So far, the Government are also failing to follow the successful lead of Scotland by introducing minimum unit pricing for alcohol. In fact, we are going in the opposite direction. Studies conducted using the University of Sheffield’s alcohol policy model suggest that cuts in alcohol duty over the last six years have resulted in not just the loss of £1.2 billion per year in revenue but over 60,000 additional hospital admissions. The additional costs to the NHS are estimated to be around £341 million.
Government funding is also being denied for cost-effective advertising campaigns which promote ways in which people are helped to quit tobacco. The amount spent on these campaigns in 2018-19 is less than half of that spent in 2015-16 and just 10% of the amount spent 10 years ago. Smoking remains the leading cause of preventable, premature death in the UK, killing around 100,000 people every year, which is around 300 people per day. The Government have committed to considering a “polluter pays” approach for the tobacco companies. Although there is no reference to this in the gracious Speech, I hope that they will now act on this principle to help deliver the additional national and local tobacco control activity needed to achieve their own target of a smoke-free England by 2030.
Thirdly, the greatest threat to the long-term sustainability of the NHS may be Brexit itself. The Government are clearly running away from producing an impact assessment of their Brexit deal. They know that our economy will be significantly smaller outside the EU than if we remained within it. Goldman Sachs estimates that the damage already done to the economy by Brexit over the last three years has been around £600 million per year. Brexit means less funding for the NHS and certainly not the additional £350 million per week that was promised. The economic facts contradict the claim painted on the side of that infamous red bus, which was probably the greatest lie of the decade. The NHS has serious staff shortages and Brexit is already causing some of the people we need to leave it.
It is astonishing that all this can be considered a price worth paying for changing our relationship with the EU from one in which we have a voice, a vote and a veto into one that means we will, like other neighbours of the EU, have to spend the rest of our lives negotiating with a much weaker hand than we have at present, accepting much of what we do not like in order to do business.

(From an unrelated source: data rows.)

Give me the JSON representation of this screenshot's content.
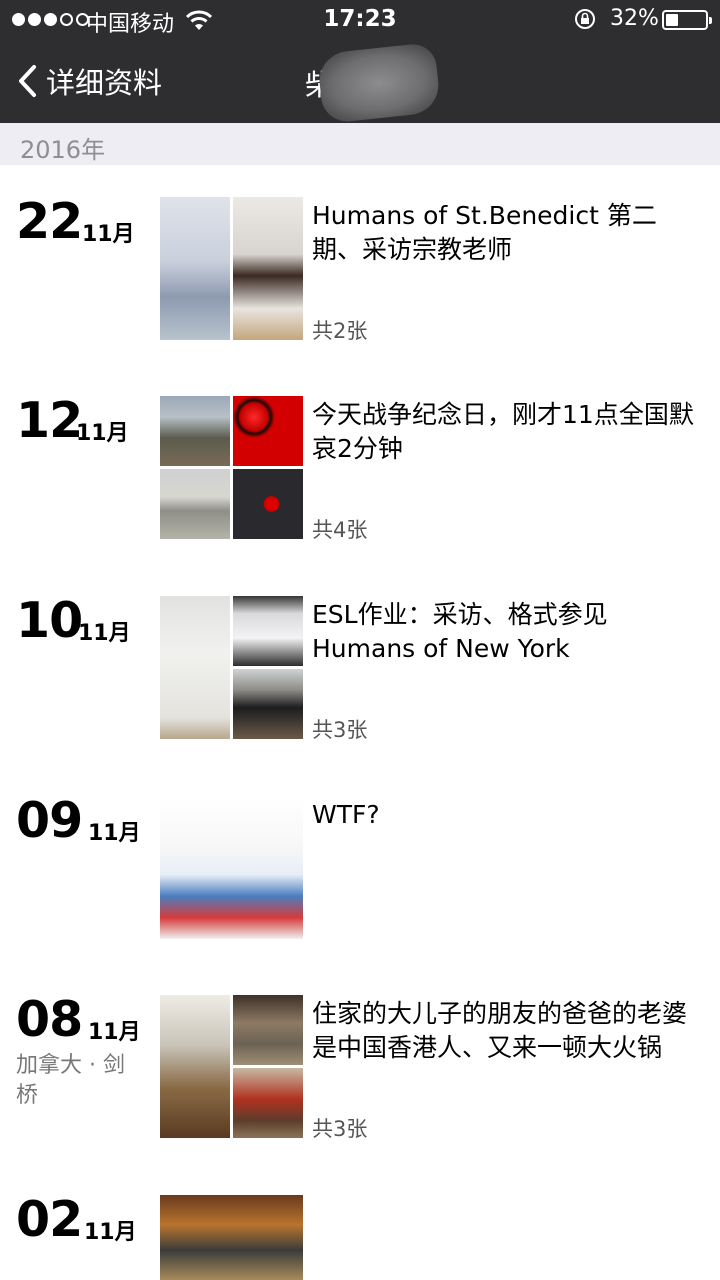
{
  "status_bar": {
    "carrier": "中国移动",
    "time": "17:23",
    "battery": "32%",
    "battery_level": 0.32,
    "signal_bars": 3,
    "signal_total": 5
  },
  "nav": {
    "back_label": "详细资料",
    "title": "柴"
  },
  "year_header": "2016年",
  "entries": [
    {
      "day": "22",
      "month": "11月",
      "caption": "Humans of St.Benedict 第二期、采访宗教老师",
      "count": "共2张"
    },
    {
      "day": "12",
      "month": "11月",
      "caption": "今天战争纪念日，刚才11点全国默哀2分钟",
      "count": "共4张"
    },
    {
      "day": "10",
      "month": "11月",
      "caption": "ESL作业：采访、格式参见 Humans of New York",
      "count": "共3张"
    },
    {
      "day": "09",
      "month": "11月",
      "caption": "WTF?",
      "count": ""
    },
    {
      "day": "08",
      "month": "11月",
      "location": "加拿大 · 剑桥",
      "caption": "住家的大儿子的朋友的爸爸的老婆是中国香港人、又来一顿大火锅",
      "count": "共3张"
    },
    {
      "day": "02",
      "month": "11月",
      "caption": "",
      "count": ""
    }
  ]
}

One reason for supporting Brexit is given by the tobacco lobbyists. They do not like the EU regulations to which we have agreed, which have successfully helped reduce tobacco consumption. Will the Minister confirm that, even if we are outside the EU, the Government will remain committed to maintaining exactly this kind of regulation and achieving the goals set out in their tobacco control policy?